  3. Kids: What's the average cost of child care in your home state? Is this a greater share of take-home income than it was 10 years ago? 20?
  4. The youths: What percentage of 25-year-olds have more than $50,000 in student debt? What percentage of 25-year-olds have purchased a home? How do these compare to 10 years ago?
  5. Housing: How much of the average American's monthly paycheck goes to rent or a mortgage?
  6. Rainy day funds: How many months of living expenses does the average American have in liquid savings?

Why it matters: “[T]he next president will have to demonstrate not only that he or she understands the day-to-day struggles that people are facing, but they also have to lay out a clear plan to address those problems," Center for American Progress SVP Daniella Gibbs Léger told Axios.Go deeper: Livid liberals try to bully Schultz out of 2020

Go deeper

Cruise ship evacuations: More Americans test positive for coronavirus

A bus carrying American citizens from the quarantined Diamond Princess cruise ship arrives at the U.S. government-chartered aircraft that is taking them back to the United States while authorities wear protective suits look on at Haneda airport in Tokyo on Monday. Photo: Tomohiro Ohsumi/Getty Images

Another 14 passengers tested positive for the novel coronavirus during their evacuation from the Diamond Princess cruise ship before being flown in a "specialist containment" area of the plane to the United States, per a Trump administration statement early Monday.

Details: Over 40 Americans who had been on the ship had previously been confirmed as infected and will remain in Japanese hospitals for treatment, NIAID director Anthony Fauci told "Face the Nation" Sunday. The rest were evacuated, and these latest cases were among them. All evacuees will undergo a 14-day quarantine upon arrival later Monday.

Go deeperArrowUpdated 51 mins ago - Health

GM to exit Australia, New Zealand and Thailand

GM's Holden brand is popular among racing fans down under, and it's been a regular fixture at events like the Bathurst 1000 V8 Supercar Race in Australia. Photo: Speed Media/Icon Sportswire via Getty Images

General Motors is retiring its Holden brand from sales in Australia and New Zealand and winding down operations in the two countries and Thailand by 2021, the company confirmed in a statement Monday.

Why it matters: The Holden brand has been in Australia and New Zealand for 160 years, per a GM statement issued in Australia. It is beloved by many motor racing fans down under. Holden produced Australia's first wholly locally made car in 1948.

Go deeperArrowUpdated 2 hours ago - Economy & Business

In photos: Deadly Storm Dennis lashes U.K., Ireland and western France

A family is rescued from a property in Nantgarw, Wales, on Sunday. The storm comes a week after the U.K. was battered by storm Ciara, which killed two people, per the BBC. Photo: Matthew Horwood/Getty Images

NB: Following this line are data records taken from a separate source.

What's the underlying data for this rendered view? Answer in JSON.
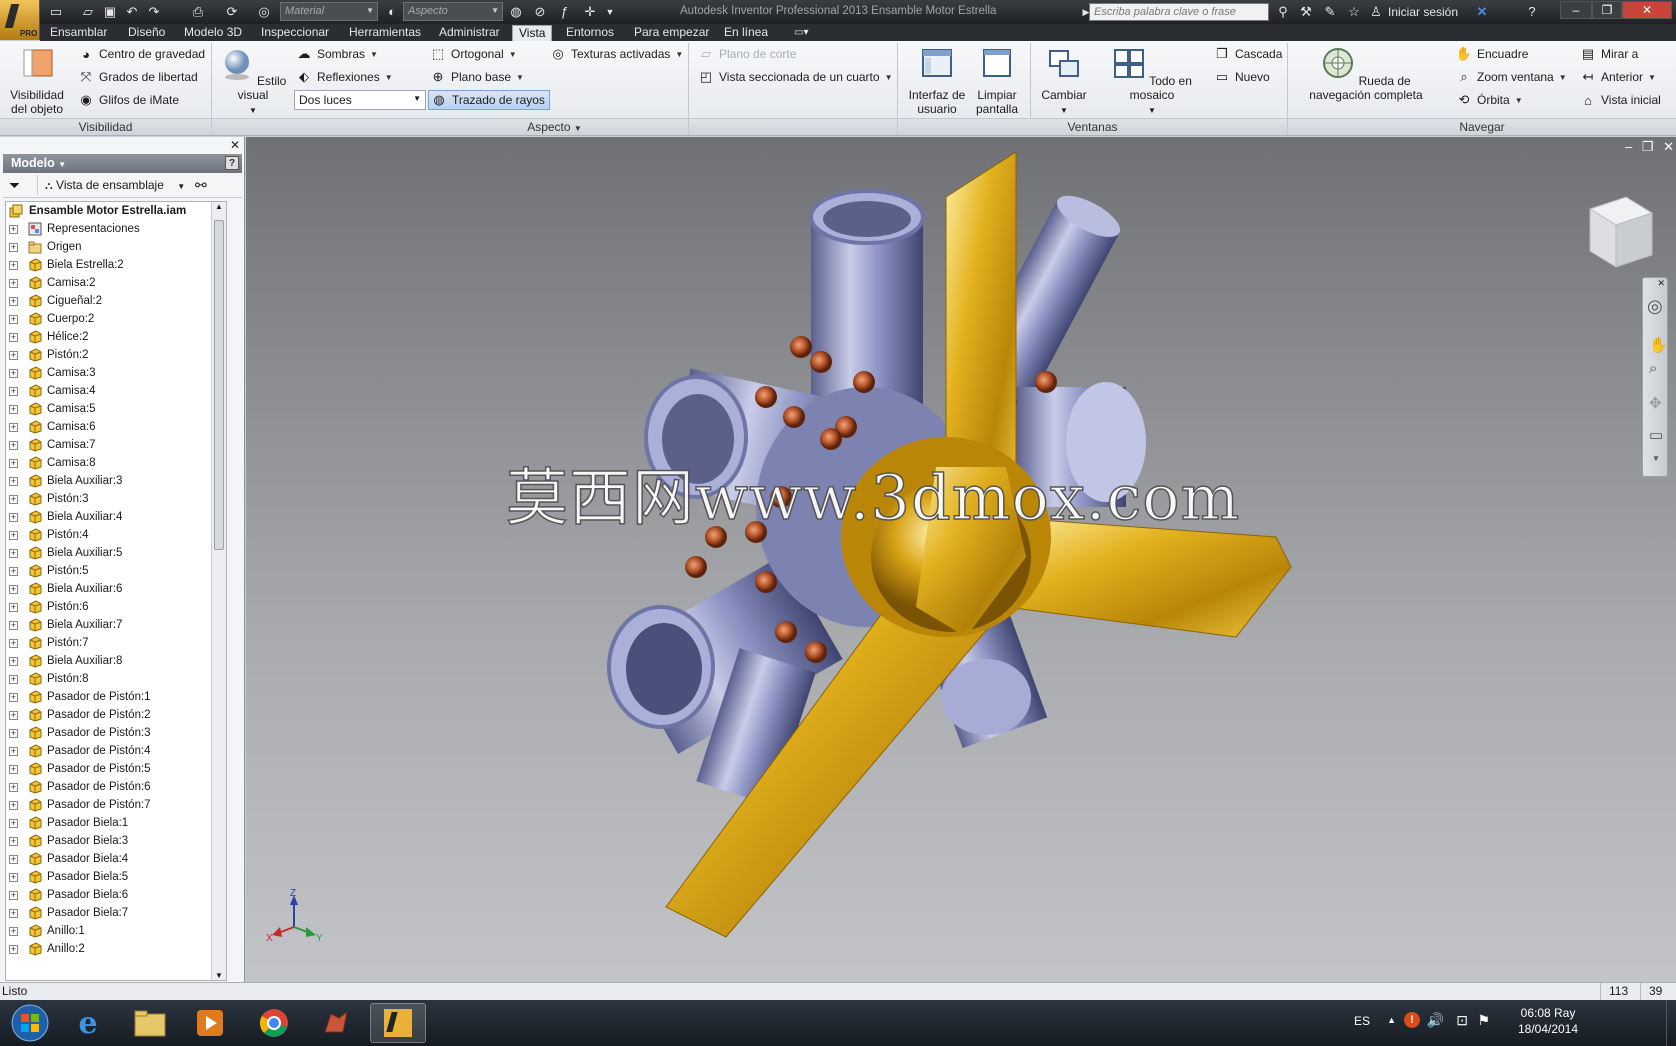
{
  "window": {
    "app_title": "Autodesk Inventor Professional 2013    Ensamble Motor Estrella",
    "pro_badge": "PRO",
    "material_placeholder": "Material",
    "appearance_placeholder": "Aspecto",
    "search_placeholder": "Escriba palabra clave o frase",
    "signin_label": "Iniciar sesión"
  },
  "menu_tabs": [
    {
      "label": "Ensamblar"
    },
    {
      "label": "Diseño"
    },
    {
      "label": "Modelo 3D"
    },
    {
      "label": "Inspeccionar"
    },
    {
      "label": "Herramientas"
    },
    {
      "label": "Administrar"
    },
    {
      "label": "Vista",
      "active": true
    },
    {
      "label": "Entornos"
    },
    {
      "label": "Para empezar"
    },
    {
      "label": "En línea"
    }
  ],
  "ribbon": {
    "visibility": {
      "title": "Visibilidad",
      "object_visibility": "Visibilidad del objeto",
      "center_gravity": "Centro de gravedad",
      "degrees_freedom": "Grados de libertad",
      "imate_glyphs": "Glifos de iMate"
    },
    "appearance": {
      "title": "Aspecto",
      "visual_style": "Estilo visual",
      "shadows": "Sombras",
      "reflections": "Reflexiones",
      "lighting_value": "Dos luces",
      "orthographic": "Ortogonal",
      "ground_plane": "Plano base",
      "ray_tracing": "Trazado de rayos",
      "textures_on": "Texturas activadas",
      "section_plane": "Plano de corte",
      "quarter_section": "Vista seccionada de un cuarto"
    },
    "windows": {
      "title": "Ventanas",
      "user_interface": "Interfaz de usuario",
      "clean_screen": "Limpiar pantalla",
      "switch": "Cambiar",
      "tile_all": "Todo en mosaico",
      "cascade": "Cascada",
      "new": "Nuevo"
    },
    "navigate": {
      "title": "Navegar",
      "full_wheel": "Rueda de navegación completa",
      "pan": "Encuadre",
      "zoom_window": "Zoom ventana",
      "orbit": "Órbita",
      "look_at": "Mirar a",
      "previous": "Anterior",
      "home_view": "Vista inicial"
    }
  },
  "browser": {
    "title": "Modelo",
    "view_mode": "Vista de ensamblaje",
    "root": "Ensamble Motor Estrella.iam",
    "items": [
      "Representaciones",
      "Origen",
      "Biela Estrella:2",
      "Camisa:2",
      "Cigueñal:2",
      "Cuerpo:2",
      "Hélice:2",
      "Pistón:2",
      "Camisa:3",
      "Camisa:4",
      "Camisa:5",
      "Camisa:6",
      "Camisa:7",
      "Camisa:8",
      "Biela Auxiliar:3",
      "Pistón:3",
      "Biela Auxiliar:4",
      "Pistón:4",
      "Biela Auxiliar:5",
      "Pistón:5",
      "Biela Auxiliar:6",
      "Pistón:6",
      "Biela Auxiliar:7",
      "Pistón:7",
      "Biela Auxiliar:8",
      "Pistón:8",
      "Pasador de Pistón:1",
      "Pasador de Pistón:2",
      "Pasador de Pistón:3",
      "Pasador de Pistón:4",
      "Pasador de Pistón:5",
      "Pasador de Pistón:6",
      "Pasador de Pistón:7",
      "Pasador Biela:1",
      "Pasador Biela:3",
      "Pasador Biela:4",
      "Pasador Biela:5",
      "Pasador Biela:6",
      "Pasador Biela:7",
      "Anillo:1",
      "Anillo:2"
    ]
  },
  "viewport": {
    "watermark": "莫西网www.3dmox.com",
    "axis_x": "X",
    "axis_y": "Y",
    "axis_z": "Z"
  },
  "status": {
    "text": "Listo",
    "num1": "113",
    "num2": "39"
  },
  "taskbar": {
    "lang": "ES",
    "time": "06:08 Ray",
    "date": "18/04/2014"
  },
  "colors": {
    "propeller_gold": "#e3b21f",
    "cylinder_steel": "#8f95c4",
    "bolt_copper": "#b5532a"
  }
}
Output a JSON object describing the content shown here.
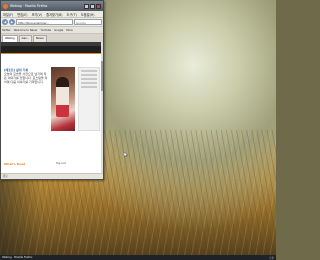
{
  "window": {
    "title": "Weblog · Mozilla Firefox",
    "menu": [
      "파일(F)",
      "편집(E)",
      "보기(V)",
      "즐겨찾기(B)",
      "도구(T)",
      "도움말(H)"
    ],
    "url": "http://blog.example/...",
    "search_placeholder": "Google",
    "bookmarks": [
      "Twitter",
      "Welcome to Naver",
      "YouTube",
      "Google",
      "More"
    ],
    "tabs": [
      "Weblog",
      "Gaz...",
      "Naver"
    ],
    "status": "완료"
  },
  "page": {
    "article_head": "[레포트] 삶의 기록",
    "article_body": "오늘의 모습을 사진으로 남기며 작은 이야기를 전합니다. 포스팅을 마치며 다음 이야기를 기약합니다.",
    "bottom_left": "What's Read",
    "bottom_right": "Tag List"
  },
  "taskbar": {
    "items": [
      "Weblog · Mozilla Firefox"
    ],
    "tray": "오후"
  },
  "colors": {
    "accent": "#e08a22",
    "link": "#2f5a96"
  }
}
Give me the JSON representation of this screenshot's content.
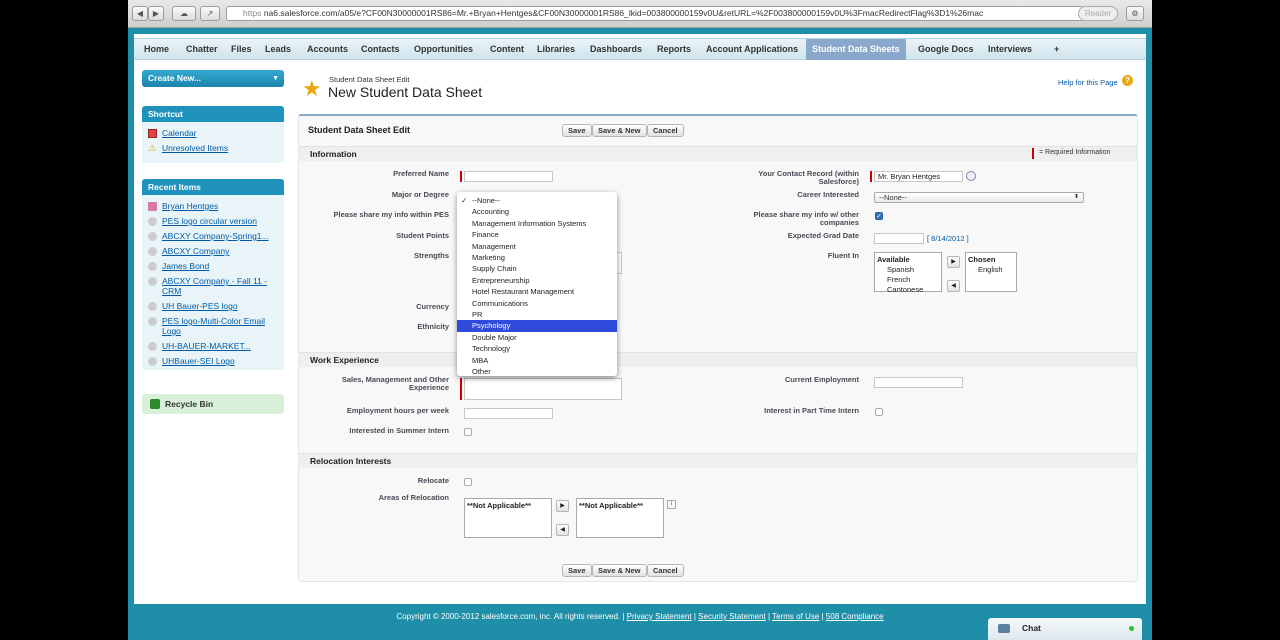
{
  "browser": {
    "url_scheme": "https",
    "url": "na6.salesforce.com/a05/e?CF00N30000001RS86=Mr.+Bryan+Hentges&CF00N30000001RS86_lkid=003800000159v0U&retURL=%2F003800000159v0U%3FmacRedirectFlag%3D1%26mac",
    "reader_label": "Reader"
  },
  "tabs": [
    "Home",
    "Chatter",
    "Files",
    "Leads",
    "Accounts",
    "Contacts",
    "Opportunities",
    "Content",
    "Libraries",
    "Dashboards",
    "Reports",
    "Account Applications",
    "Student Data Sheets",
    "Google Docs",
    "Interviews",
    "+"
  ],
  "sidebar": {
    "create_new": "Create New...",
    "shortcut_title": "Shortcut",
    "shortcuts": [
      "Calendar",
      "Unresolved Items"
    ],
    "recent_title": "Recent Items",
    "recent": [
      "Bryan Hentges",
      "PES logo circular version",
      "ABCXY Company-Spring1...",
      "ABCXY Company",
      "James Bond",
      "ABCXY Company - Fall 11 - CRM",
      "UH Bauer-PES logo",
      "PES logo-Multi-Color Email Logo",
      "UH-BAUER-MARKET...",
      "UHBauer-SEI Logo"
    ],
    "recycle_bin": "Recycle Bin"
  },
  "page": {
    "subtitle": "Student Data Sheet Edit",
    "title": "New Student Data Sheet",
    "help": "Help for this Page"
  },
  "form": {
    "block_title": "Student Data Sheet Edit",
    "save": "Save",
    "save_new": "Save & New",
    "cancel": "Cancel",
    "required_info": "= Required Information",
    "sections": {
      "info": "Information",
      "work": "Work Experience",
      "relocation": "Relocation Interests"
    },
    "labels": {
      "preferred_name": "Preferred Name",
      "major": "Major or Degree",
      "share_pes": "Please share my info within PES",
      "student_points": "Student Points",
      "strengths": "Strengths",
      "currency": "Currency",
      "ethnicity": "Ethnicity",
      "contact_record": "Your Contact Record (within Salesforce)",
      "career": "Career Interested",
      "share_other": "Please share my info w/ other companies",
      "grad_date": "Expected Grad Date",
      "fluent": "Fluent In",
      "sales_exp": "Sales, Management and Other Experience",
      "current_employment": "Current Employment",
      "emp_hours": "Employment hours per week",
      "part_time": "Interest in Part Time Intern",
      "summer": "Interested in Summer Intern",
      "relocate": "Relocate",
      "areas": "Areas of Relocation"
    },
    "contact_value": "Mr. Bryan Hentges",
    "career_value": "--None--",
    "grad_date_link": "[ 8/14/2012 ]",
    "fluent": {
      "available_label": "Available",
      "available": [
        "Spanish",
        "French",
        "Cantonese"
      ],
      "chosen_label": "Chosen",
      "chosen": [
        "English"
      ]
    },
    "relocation_available": "**Not Applicable**",
    "relocation_chosen": "**Not Applicable**"
  },
  "major_dropdown": {
    "checked": "--None--",
    "highlighted": "Psychology",
    "options": [
      "--None--",
      "Accounting",
      "Management Information Systems",
      "Finance",
      "Management",
      "Marketing",
      "Supply Chain",
      "Entrepreneurship",
      "Hotel Restaurant Management",
      "Communications",
      "PR",
      "Psychology",
      "Double Major",
      "Technology",
      "MBA",
      "Other"
    ]
  },
  "footer": {
    "copyright": "Copyright © 2000-2012 salesforce.com, inc. All rights reserved.",
    "links": [
      "Privacy Statement",
      "Security Statement",
      "Terms of Use",
      "508 Compliance"
    ]
  },
  "chat": {
    "label": "Chat"
  },
  "colors": {
    "accent": "#1f93bb",
    "active_tab": "#8aa7cc",
    "highlight": "#2e4bdc",
    "required": "#cc0000"
  }
}
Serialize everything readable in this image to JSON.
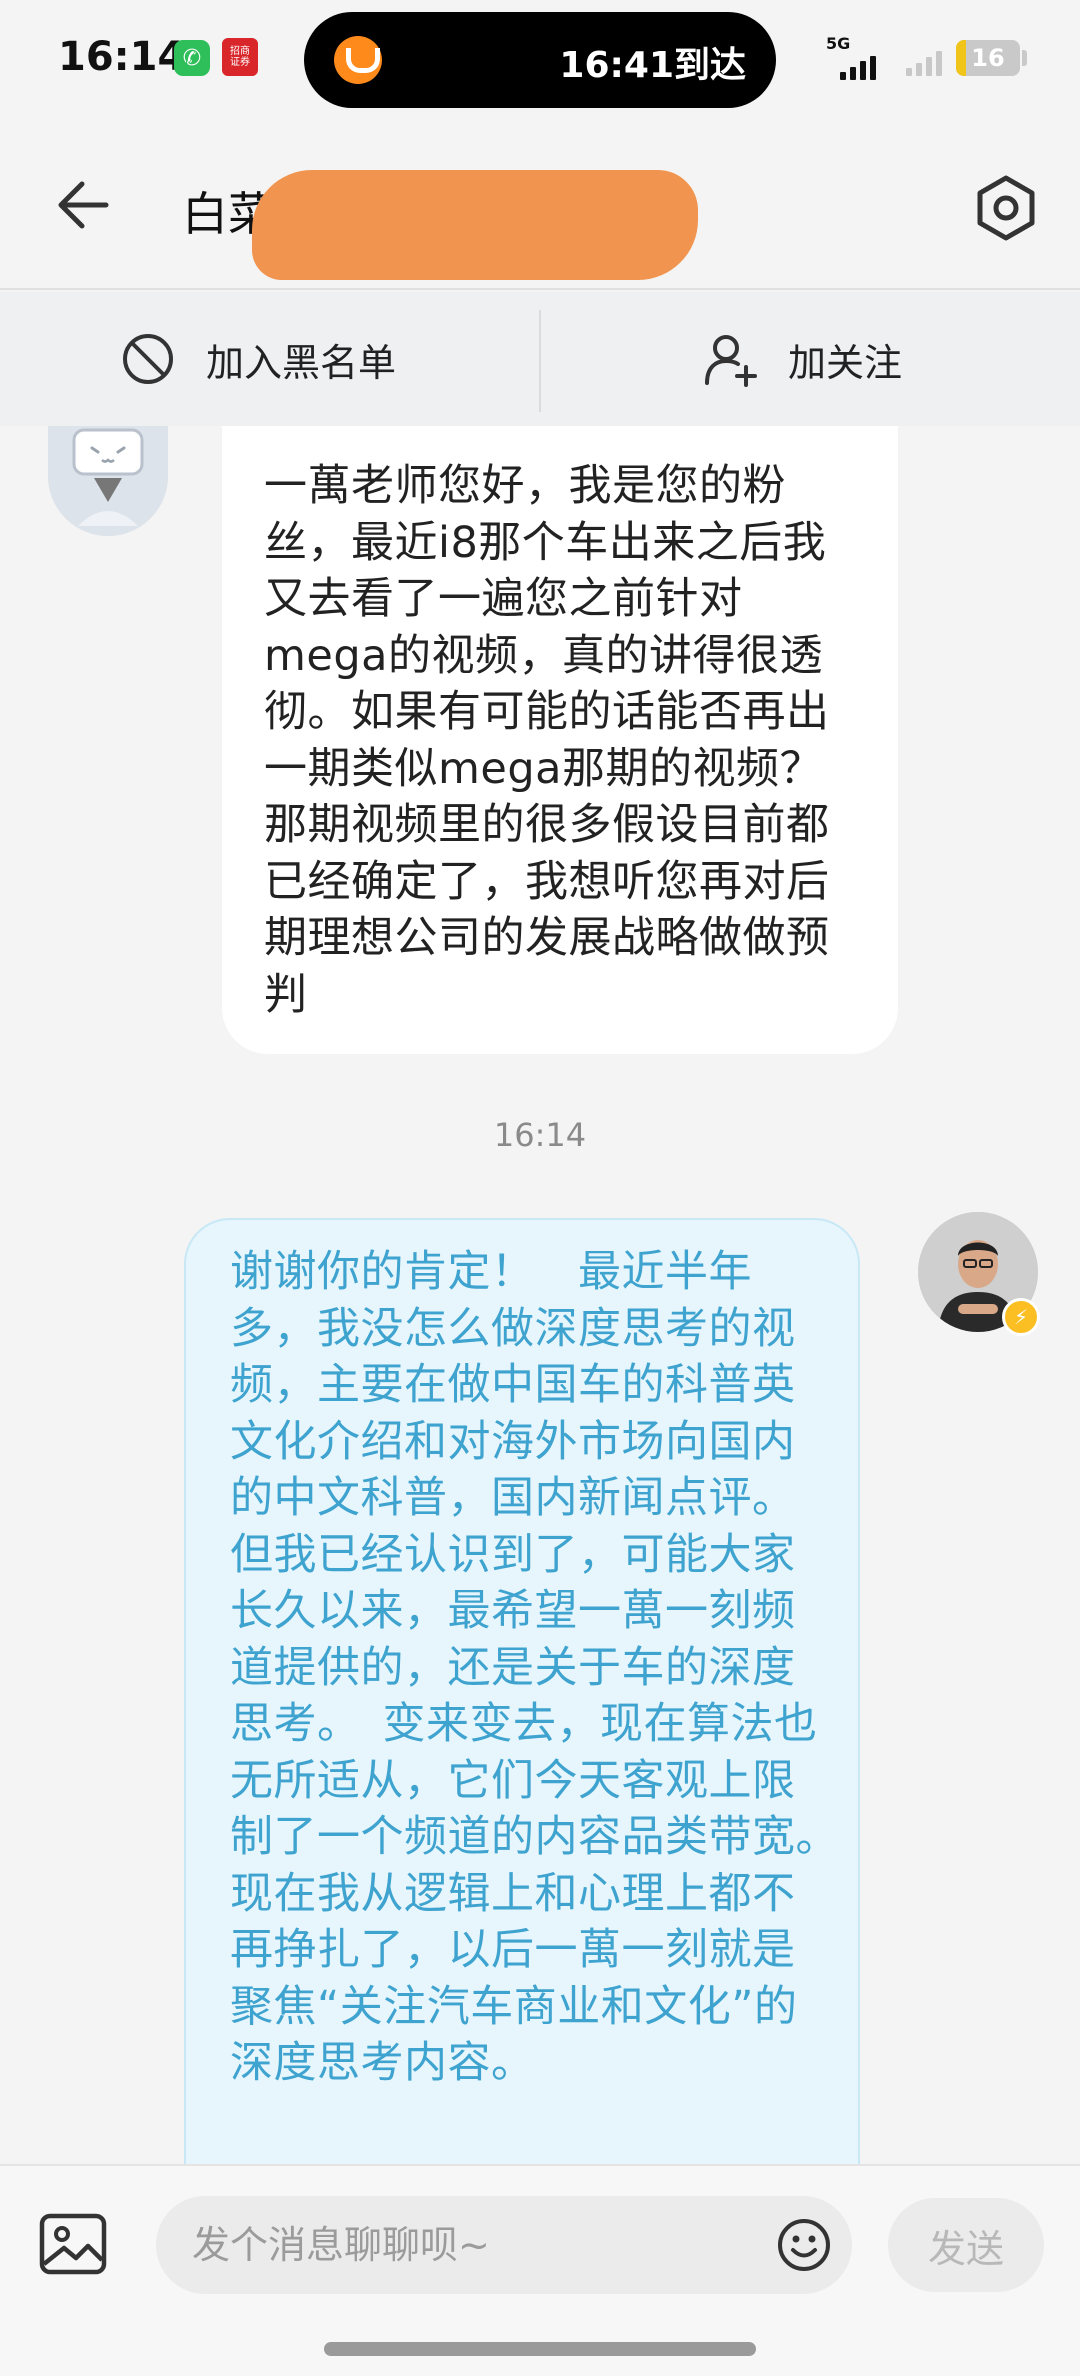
{
  "status_bar": {
    "time": "16:14",
    "app1_glyph": "✆",
    "app2_line1": "招商",
    "app2_line2": "证券",
    "island_text": "16:41到达",
    "network": "5G",
    "battery": "16",
    "battery_level": 0.16
  },
  "header": {
    "title": "白菜",
    "icons": {
      "back": "back-arrow-icon",
      "settings": "settings-hexagon-icon"
    }
  },
  "actions": {
    "block_label": "加入黑名单",
    "follow_label": "加关注"
  },
  "messages": {
    "incoming_text": "一萬老师您好，我是您的粉丝，最近i8那个车出来之后我又去看了一遍您之前针对mega的视频，真的讲得很透彻。如果有可能的话能否再出一期类似mega那期的视频？那期视频里的很多假设目前都已经确定了，我想听您再对后期理想公司的发展战略做做预判",
    "timestamp": "16:14",
    "outgoing_text": "谢谢你的肯定！　最近半年多，我没怎么做深度思考的视频，主要在做中国车的科普英文化介绍和对海外市场向国内的中文科普，国内新闻点评。但我已经认识到了，可能大家长久以来，最希望一萬一刻频道提供的，还是关于车的深度思考。　变来变去，现在算法也无所适从，它们今天客观上限制了一个频道的内容品类带宽。　现在我从逻辑上和心理上都不再挣扎了，以后一萬一刻就是聚焦“关注汽车商业和文化”的深度思考内容。",
    "vip_badge": "⚡"
  },
  "input": {
    "placeholder": "发个消息聊聊呗~",
    "send_label": "发送"
  },
  "colors": {
    "outgoing_text": "#3fa3cf",
    "outgoing_bg": "#e7f6fd",
    "redaction": "#f0944f",
    "island_logo": "#ff8a1c"
  }
}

Storm Dennis continued to pummel parts of England, Wales and Ireland over Sunday night with heavy rain after battering Northern Ireland and Scotland, per the official British weather agency the Met Office.

Why it matters: It's the second-strongest nontropical storm ever recorded in the North Atlantic Ocean, with its hurricane-force winds and heavy rains that caused widespread flooding across the U.K., the Washington Post notes. Police in Wales confirmed Sunday they found the body of a man who fell into a river as the storm lashed Ystradgynlais.

See photosArrow4 hours ago - World